## Requirement
I would like every record printed again, exactly as shown.

===== Data provided

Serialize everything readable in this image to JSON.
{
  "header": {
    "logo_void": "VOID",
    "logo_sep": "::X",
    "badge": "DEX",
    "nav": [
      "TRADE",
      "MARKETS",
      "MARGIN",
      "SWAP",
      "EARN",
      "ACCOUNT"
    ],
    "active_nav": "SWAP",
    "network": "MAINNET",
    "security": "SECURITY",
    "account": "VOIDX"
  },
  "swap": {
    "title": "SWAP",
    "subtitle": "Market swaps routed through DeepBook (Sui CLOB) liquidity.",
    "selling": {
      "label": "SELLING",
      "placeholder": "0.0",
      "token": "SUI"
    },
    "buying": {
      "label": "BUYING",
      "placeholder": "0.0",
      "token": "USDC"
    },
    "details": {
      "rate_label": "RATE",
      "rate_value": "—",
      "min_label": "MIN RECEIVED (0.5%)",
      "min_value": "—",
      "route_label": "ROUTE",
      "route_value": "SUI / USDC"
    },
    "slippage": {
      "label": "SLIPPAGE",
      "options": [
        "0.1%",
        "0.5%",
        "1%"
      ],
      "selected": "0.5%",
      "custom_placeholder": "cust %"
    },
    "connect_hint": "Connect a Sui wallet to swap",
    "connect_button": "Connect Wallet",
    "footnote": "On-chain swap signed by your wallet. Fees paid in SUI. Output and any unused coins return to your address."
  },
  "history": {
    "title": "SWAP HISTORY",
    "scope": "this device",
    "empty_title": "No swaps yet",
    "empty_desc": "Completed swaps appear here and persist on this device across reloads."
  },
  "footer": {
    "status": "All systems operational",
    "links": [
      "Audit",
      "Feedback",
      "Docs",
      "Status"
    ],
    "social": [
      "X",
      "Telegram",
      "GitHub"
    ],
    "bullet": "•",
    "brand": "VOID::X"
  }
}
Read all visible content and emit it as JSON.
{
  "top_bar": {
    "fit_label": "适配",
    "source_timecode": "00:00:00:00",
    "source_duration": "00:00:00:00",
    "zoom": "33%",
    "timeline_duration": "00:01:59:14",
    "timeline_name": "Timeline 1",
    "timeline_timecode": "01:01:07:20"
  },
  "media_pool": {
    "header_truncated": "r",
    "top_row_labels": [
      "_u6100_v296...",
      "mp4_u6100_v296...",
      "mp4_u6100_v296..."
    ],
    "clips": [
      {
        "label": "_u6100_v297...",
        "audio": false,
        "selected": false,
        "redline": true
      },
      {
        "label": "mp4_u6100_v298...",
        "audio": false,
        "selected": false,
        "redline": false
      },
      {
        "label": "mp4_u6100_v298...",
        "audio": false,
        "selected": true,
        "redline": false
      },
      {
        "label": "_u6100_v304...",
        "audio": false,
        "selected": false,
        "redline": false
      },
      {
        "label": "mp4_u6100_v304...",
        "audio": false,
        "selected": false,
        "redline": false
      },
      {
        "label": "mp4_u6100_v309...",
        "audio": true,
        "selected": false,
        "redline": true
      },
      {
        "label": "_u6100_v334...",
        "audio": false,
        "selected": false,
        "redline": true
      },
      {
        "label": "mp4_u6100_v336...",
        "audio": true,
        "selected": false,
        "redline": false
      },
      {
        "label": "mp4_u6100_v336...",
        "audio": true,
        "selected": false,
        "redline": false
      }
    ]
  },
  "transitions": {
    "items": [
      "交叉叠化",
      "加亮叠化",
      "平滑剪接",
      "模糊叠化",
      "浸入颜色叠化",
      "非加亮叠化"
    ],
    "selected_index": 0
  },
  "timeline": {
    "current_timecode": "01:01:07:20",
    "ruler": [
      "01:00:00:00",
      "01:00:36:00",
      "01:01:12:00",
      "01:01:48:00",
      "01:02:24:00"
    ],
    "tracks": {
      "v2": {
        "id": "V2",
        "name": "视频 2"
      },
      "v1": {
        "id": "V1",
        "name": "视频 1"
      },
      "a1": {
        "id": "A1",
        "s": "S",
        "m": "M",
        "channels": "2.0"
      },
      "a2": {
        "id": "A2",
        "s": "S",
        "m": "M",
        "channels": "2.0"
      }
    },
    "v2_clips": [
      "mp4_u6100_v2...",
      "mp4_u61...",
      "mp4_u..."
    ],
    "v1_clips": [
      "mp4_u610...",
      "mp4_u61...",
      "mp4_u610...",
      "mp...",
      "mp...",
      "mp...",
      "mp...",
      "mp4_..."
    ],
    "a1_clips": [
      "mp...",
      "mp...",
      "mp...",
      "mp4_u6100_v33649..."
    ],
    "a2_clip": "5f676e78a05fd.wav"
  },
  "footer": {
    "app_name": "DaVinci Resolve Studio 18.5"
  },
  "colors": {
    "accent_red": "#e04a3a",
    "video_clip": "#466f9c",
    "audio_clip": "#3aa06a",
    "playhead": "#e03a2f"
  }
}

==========

## Task solution
Serialize everything readable in this image to JSON.
{
  "header": {
    "logo_void": "VOID",
    "logo_sep": "::X",
    "badge": "DEX",
    "nav": [
      "TRADE",
      "MARKETS",
      "MARGIN",
      "SWAP",
      "EARN",
      "ACCOUNT"
    ],
    "active_nav": "SWAP",
    "network": "MAINNET",
    "security": "SECURITY",
    "account": "VOIDX"
  },
  "swap": {
    "title": "SWAP",
    "subtitle": "Market swaps routed through DeepBook (Sui CLOB) liquidity.",
    "selling": {
      "label": "SELLING",
      "placeholder": "0.0",
      "token": "SUI"
    },
    "buying": {
      "label": "BUYING",
      "placeholder": "0.0",
      "token": "USDC"
    },
    "details": {
      "rate_label": "RATE",
      "rate_value": "—",
      "min_label": "MIN RECEIVED (0.5%)",
      "min_value": "—",
      "route_label": "ROUTE",
      "route_value": "SUI / USDC"
    },
    "slippage": {
      "label": "SLIPPAGE",
      "options": [
        "0.1%",
        "0.5%",
        "1%"
      ],
      "selected": "0.5%",
      "custom_placeholder": "cust %"
    },
    "connect_hint": "Connect a Sui wallet to swap",
    "connect_button": "Connect Wallet",
    "footnote": "On-chain swap signed by your wallet. Fees paid in SUI. Output and any unused coins return to your address."
  },
  "history": {
    "title": "SWAP HISTORY",
    "scope": "this device",
    "empty_title": "No swaps yet",
    "empty_desc": "Completed swaps appear here and persist on this device across reloads."
  },
  "footer": {
    "status": "All systems operational",
    "links": [
      "Audit",
      "Feedback",
      "Docs",
      "Status"
    ],
    "social": [
      "X",
      "Telegram",
      "GitHub"
    ],
    "bullet": "•",
    "brand": "VOID::X"
  }
}
Read all visible content and emit it as JSON.
{
  "top_bar": {
    "fit_label": "适配",
    "source_timecode": "00:00:00:00",
    "source_duration": "00:00:00:00",
    "zoom": "33%",
    "timeline_duration": "00:01:59:14",
    "timeline_name": "Timeline 1",
    "timeline_timecode": "01:01:07:20"
  },
  "media_pool": {
    "header_truncated": "r",
    "top_row_labels": [
      "_u6100_v296...",
      "mp4_u6100_v296...",
      "mp4_u6100_v296..."
    ],
    "clips": [
      {
        "label": "_u6100_v297...",
        "audio": false,
        "selected": false,
        "redline": true
      },
      {
        "label": "mp4_u6100_v298...",
        "audio": false,
        "selected": false,
        "redline": false
      },
      {
        "label": "mp4_u6100_v298...",
        "audio": false,
        "selected": true,
        "redline": false
      },
      {
        "label": "_u6100_v304...",
        "audio": false,
        "selected": false,
        "redline": false
      },
      {
        "label": "mp4_u6100_v304...",
        "audio": false,
        "selected": false,
        "redline": false
      },
      {
        "label": "mp4_u6100_v309...",
        "audio": true,
        "selected": false,
        "redline": true
      },
      {
        "label": "_u6100_v334...",
        "audio": false,
        "selected": false,
        "redline": true
      },
      {
        "label": "mp4_u6100_v336...",
        "audio": true,
        "selected": false,
        "redline": false
      },
      {
        "label": "mp4_u6100_v336...",
        "audio": true,
        "selected": false,
        "redline": false
      }
    ]
  },
  "transitions": {
    "items": [
      "交叉叠化",
      "加亮叠化",
      "平滑剪接",
      "模糊叠化",
      "浸入颜色叠化",
      "非加亮叠化"
    ],
    "selected_index": 0
  },
  "timeline": {
    "current_timecode": "01:01:07:20",
    "ruler": [
      "01:00:00:00",
      "01:00:36:00",
      "01:01:12:00",
      "01:01:48:00",
      "01:02:24:00"
    ],
    "tracks": {
      "v2": {
        "id": "V2",
        "name": "视频 2"
      },
      "v1": {
        "id": "V1",
        "name": "视频 1"
      },
      "a1": {
        "id": "A1",
        "s": "S",
        "m": "M",
        "channels": "2.0"
      },
      "a2": {
        "id": "A2",
        "s": "S",
        "m": "M",
        "channels": "2.0"
      }
    },
    "v2_clips": [
      "mp4_u6100_v2...",
      "mp4_u61...",
      "mp4_u..."
    ],
    "v1_clips": [
      "mp4_u610...",
      "mp4_u61...",
      "mp4_u610...",
      "mp...",
      "mp...",
      "mp...",
      "mp...",
      "mp4_..."
    ],
    "a1_clips": [
      "mp...",
      "mp...",
      "mp...",
      "mp4_u6100_v33649..."
    ],
    "a2_clip": "5f676e78a05fd.wav"
  },
  "footer": {
    "app_name": "DaVinci Resolve Studio 18.5"
  },
  "colors": {
    "accent_red": "#e04a3a",
    "video_clip": "#466f9c",
    "audio_clip": "#3aa06a",
    "playhead": "#e03a2f"
  }
}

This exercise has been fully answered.